"Without his drumming, Forget it! It wouldn't be The Beatles"-Paul McCartney
It's no shock that John Lennon and Paul McCartney are known as "The Leaders" of The Beatles, and it's no shock that George Harrison has made a profound name for himself with his music career in The Beatles, solo work, and with The Traveling Wilbury's but it's unfortunate that Ringo Starr doesn't get the amount of credit he deserves. Maybe it's because Ringo wasn't the original drummer, replacing Pete Best in 1962. Or maybe because he didn't start writing his own material till The Beatles (White Album) with "Don't Pass Me By", or it could be that he was always in the back on stage for the drum positions while John, Paul, and George were in the front. And those people are pure idiots to think of Ringo that way, he was one of the members and is as far as I'm concerned the best drummer in the world.
On August 16,1962 Beatles manager, Brian Epstein approached Ringo and asked him to join the band. Ringo didn't respond till August 18,1962 when he filled the position of the new Beatles drummer. Firing Pete Best and hiring Ringo, coming from competing band "Rory Storm and the Hurricanes" , didn't start out as well having some of the audience shouting "Pete is Best!" and "Ringo Never, Pete Best forever!". George Harrison recalled one night of playing and the crowd,
"However, after bout half an hour it was getting a bit tiring so I shouted to the audience. when we stepped out of the band room into the dark tunnel, some guy nodded me one, giving me a black eye. The things we have t o do for Ringo!"-George Harrison
"Ringo was a professional drummer who sang and performed, so his talents would have come out one way or the other. I don't know what he would have ended up- what ever that spark is in Ringo, we all know it but we cant put our finger on it. There's something in him that's projectable and he would have surfaced as an individual."-John Lennon
And after all wasn't it Ringo who came up with the expression "A Hard Days Night"and "8 Days A Week"! Without Ringo Starr there would be no Beatles, it's like George Harrison said once,
"How many Beatles does it take to change a light bulb? four."
Once they got the fourth Beatle it was all history. Ringo has had an amazing impact on this world in both music and pop culture and will forever be remembered as the greatest drummer of all time.
During Paul's "Out There" tour he had the chance to talk to Nesta Matthews from Winnipeg where he says;
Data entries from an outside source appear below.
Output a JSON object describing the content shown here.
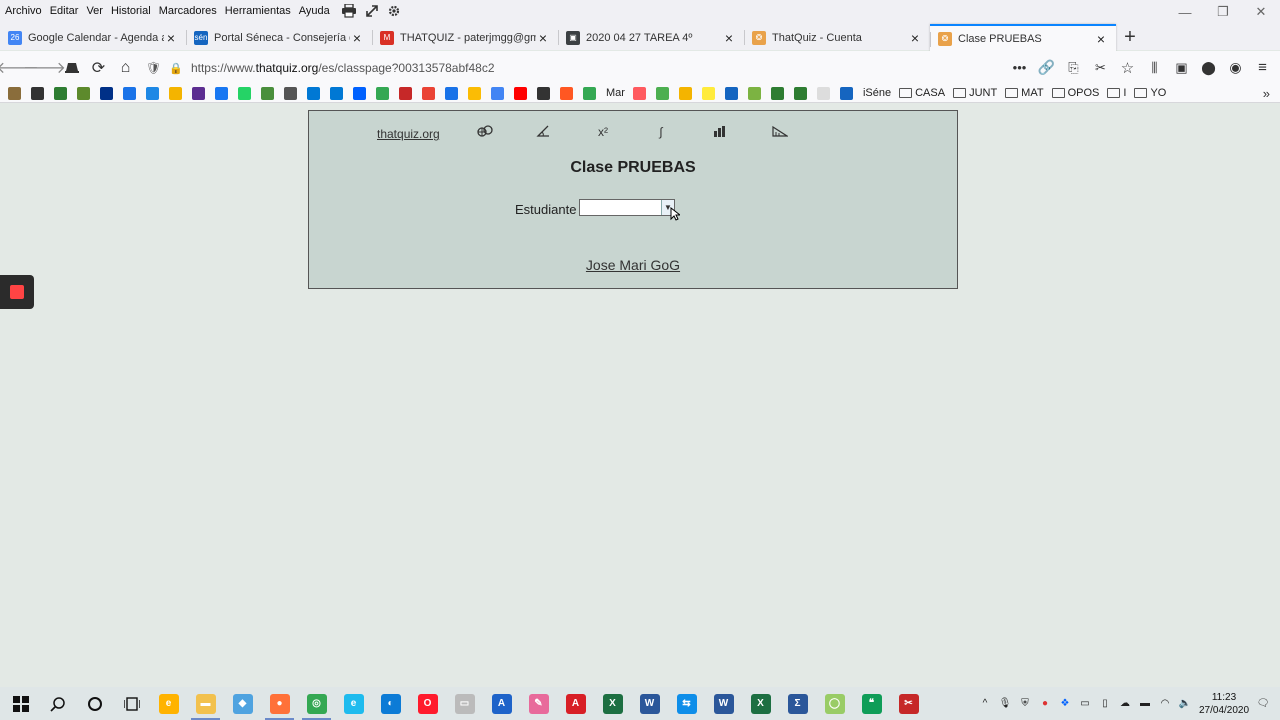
{
  "browser": {
    "menu": [
      "Archivo",
      "Editar",
      "Ver",
      "Historial",
      "Marcadores",
      "Herramientas",
      "Ayuda"
    ],
    "tabs": [
      {
        "title": "Google Calendar - Agenda a p",
        "icon": "calendar-icon",
        "color": "#4285f4",
        "glyph": "26"
      },
      {
        "title": "Portal Séneca - Consejería de E",
        "icon": "seneca-icon",
        "color": "#1565c0",
        "glyph": "sén"
      },
      {
        "title": "THATQUIZ - paterjmgg@gma",
        "icon": "gmail-icon",
        "color": "#d93025",
        "glyph": "M"
      },
      {
        "title": "2020 04 27 TAREA 4º",
        "icon": "classroom-icon",
        "color": "#3c4043",
        "glyph": "▣"
      },
      {
        "title": "ThatQuiz - Cuenta",
        "icon": "thatquiz-icon",
        "color": "#e9a24a",
        "glyph": "❂"
      },
      {
        "title": "Clase PRUEBAS",
        "icon": "thatquiz-icon",
        "color": "#e9a24a",
        "glyph": "❂",
        "active": true
      }
    ],
    "url": {
      "prefix": "https://www.",
      "host": "thatquiz.org",
      "path": "/es/classpage?00313578abf48c2"
    },
    "bookmark_labels": [
      "Mar",
      "iSéne"
    ],
    "bookmark_folders": [
      "CASA",
      "JUNT",
      "MAT",
      "OPOS",
      "I",
      "YO"
    ]
  },
  "page": {
    "site_link": "thatquiz.org",
    "class_title": "Clase PRUEBAS",
    "student_label": "Estudiante",
    "student_select_value": "",
    "teacher_link": "Jose Mari GoG"
  },
  "taskbar": {
    "time": "11:23",
    "date": "27/04/2020"
  }
}
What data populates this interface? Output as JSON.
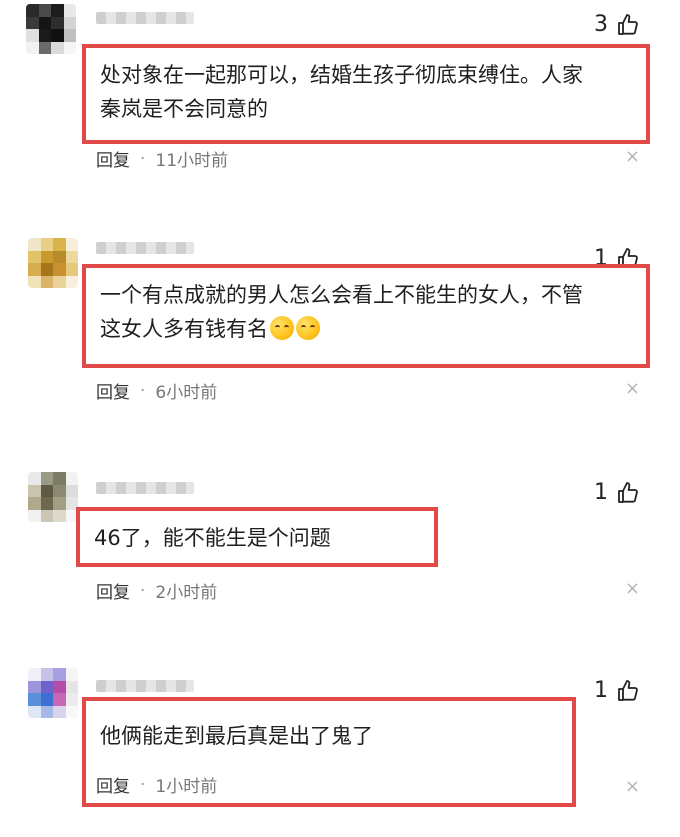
{
  "comments": [
    {
      "likes": "3",
      "text_lines": [
        "处对象在一起那可以，结婚生孩子彻底束缚住。人家",
        "秦岚是不会同意的"
      ],
      "reply_label": "回复",
      "time": "11小时前",
      "close_icon": "×"
    },
    {
      "likes": "1",
      "text_lines": [
        "一个有点成就的男人怎么会看上不能生的女人，不管",
        "这女人多有钱有名"
      ],
      "emoji": [
        "smirk-emoji",
        "smirk-emoji"
      ],
      "reply_label": "回复",
      "time": "6小时前",
      "close_icon": "×"
    },
    {
      "likes": "1",
      "text_lines": [
        "46了，能不能生是个问题"
      ],
      "reply_label": "回复",
      "time": "2小时前",
      "close_icon": "×"
    },
    {
      "likes": "1",
      "text_lines": [
        "他俩能走到最后真是出了鬼了"
      ],
      "reply_label": "回复",
      "time": "1小时前",
      "close_icon": "×"
    }
  ],
  "colors": {
    "highlight_border": "#e24a4a",
    "meta_text": "#777777"
  },
  "separator": "·"
}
"I think Ringo gets that reputation because he wasn’t one of the songwriters, and he was only an occasional singer in the group. It was mainly me and John, and then later George. He got a sort of secondary role. But I say to people: Every single member of the Beatles was just as important as the other. I liken it to four side of a square. Without one of them, it falls apart.”
During the phone interview he continues on his wonderful friend and drummer.
“He was very sort of vocal. He would tell us what he wanted, what he liked, And we always had this rule: If one of us didn’t like a song we were doing, it got chucked out. So we always had a very equal vote. And the whole spirit of Ringo was very important to the Beatles — and let’s not forget his drumming. He’s one of the best drummers in the world, you know? His drummer on the Beatles is very original. It made the group’s sound what it was.”
Find the rest of the interview here.
Ringo and Paul have worked together on several situations including Ringo's solo work like 1973's Ringo, 1998's Vertical Man, and Ringo's 2010 Y Not. Ringo has also worked on Paul's tracks like 1982's Tug of War, 1997's Flaming Pie, Ringo can be seen on the video for "Wanderlust" and much more. Featured below; Ringo Starr's "When I Walk With You" from Y Not and "The Medley" from Give My Regards To Broad Street.